## What the task asks
Give the number of lines in the material below that include "Trips", and write nothing else.

────────────────────────────────────────

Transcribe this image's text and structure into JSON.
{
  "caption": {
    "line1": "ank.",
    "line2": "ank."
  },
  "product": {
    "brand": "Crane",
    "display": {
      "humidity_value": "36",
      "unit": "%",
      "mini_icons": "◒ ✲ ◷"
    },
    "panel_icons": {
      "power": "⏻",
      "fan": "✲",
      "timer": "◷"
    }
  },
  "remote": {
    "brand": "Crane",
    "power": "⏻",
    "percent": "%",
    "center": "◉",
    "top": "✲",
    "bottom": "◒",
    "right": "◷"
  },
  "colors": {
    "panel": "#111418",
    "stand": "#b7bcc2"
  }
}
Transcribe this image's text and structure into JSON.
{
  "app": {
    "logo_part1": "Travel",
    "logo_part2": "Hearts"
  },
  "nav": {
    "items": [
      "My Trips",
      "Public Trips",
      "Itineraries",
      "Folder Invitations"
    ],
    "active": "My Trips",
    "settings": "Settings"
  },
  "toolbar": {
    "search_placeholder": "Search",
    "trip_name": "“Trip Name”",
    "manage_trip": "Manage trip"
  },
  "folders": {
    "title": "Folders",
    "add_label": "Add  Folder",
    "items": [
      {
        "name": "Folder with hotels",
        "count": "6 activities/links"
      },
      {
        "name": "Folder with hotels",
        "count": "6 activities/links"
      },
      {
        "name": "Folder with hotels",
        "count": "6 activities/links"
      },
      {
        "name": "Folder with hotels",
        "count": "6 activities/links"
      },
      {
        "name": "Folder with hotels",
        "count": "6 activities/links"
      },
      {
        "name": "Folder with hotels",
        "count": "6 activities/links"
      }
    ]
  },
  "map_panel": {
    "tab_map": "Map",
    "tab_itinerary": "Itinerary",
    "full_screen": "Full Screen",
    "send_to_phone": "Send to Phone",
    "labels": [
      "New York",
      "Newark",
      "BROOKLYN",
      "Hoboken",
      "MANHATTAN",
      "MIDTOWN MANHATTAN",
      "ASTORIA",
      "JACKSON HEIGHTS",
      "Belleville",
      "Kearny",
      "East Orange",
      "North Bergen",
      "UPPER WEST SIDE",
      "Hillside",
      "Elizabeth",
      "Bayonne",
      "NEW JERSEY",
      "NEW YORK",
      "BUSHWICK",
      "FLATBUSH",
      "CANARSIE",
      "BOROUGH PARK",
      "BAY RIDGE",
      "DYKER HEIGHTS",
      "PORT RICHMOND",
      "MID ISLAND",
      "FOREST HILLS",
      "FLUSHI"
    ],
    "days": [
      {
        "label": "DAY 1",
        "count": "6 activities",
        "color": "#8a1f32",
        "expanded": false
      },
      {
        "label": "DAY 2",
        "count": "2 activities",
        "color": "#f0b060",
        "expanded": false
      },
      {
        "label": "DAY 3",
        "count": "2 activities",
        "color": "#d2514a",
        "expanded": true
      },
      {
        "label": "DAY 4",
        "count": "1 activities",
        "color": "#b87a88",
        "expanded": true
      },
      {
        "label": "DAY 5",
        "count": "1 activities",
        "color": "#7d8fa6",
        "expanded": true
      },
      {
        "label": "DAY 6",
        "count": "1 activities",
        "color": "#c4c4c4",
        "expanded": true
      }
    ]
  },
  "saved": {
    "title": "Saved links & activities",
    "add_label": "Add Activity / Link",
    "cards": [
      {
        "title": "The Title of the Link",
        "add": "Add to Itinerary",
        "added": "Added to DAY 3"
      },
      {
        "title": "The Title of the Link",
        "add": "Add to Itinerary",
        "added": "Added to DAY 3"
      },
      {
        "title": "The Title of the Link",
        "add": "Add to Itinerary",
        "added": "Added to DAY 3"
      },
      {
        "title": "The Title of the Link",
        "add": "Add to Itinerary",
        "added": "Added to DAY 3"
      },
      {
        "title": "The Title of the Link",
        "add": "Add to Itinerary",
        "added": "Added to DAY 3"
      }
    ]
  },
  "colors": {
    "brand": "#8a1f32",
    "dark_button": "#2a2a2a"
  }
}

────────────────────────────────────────

## Output
3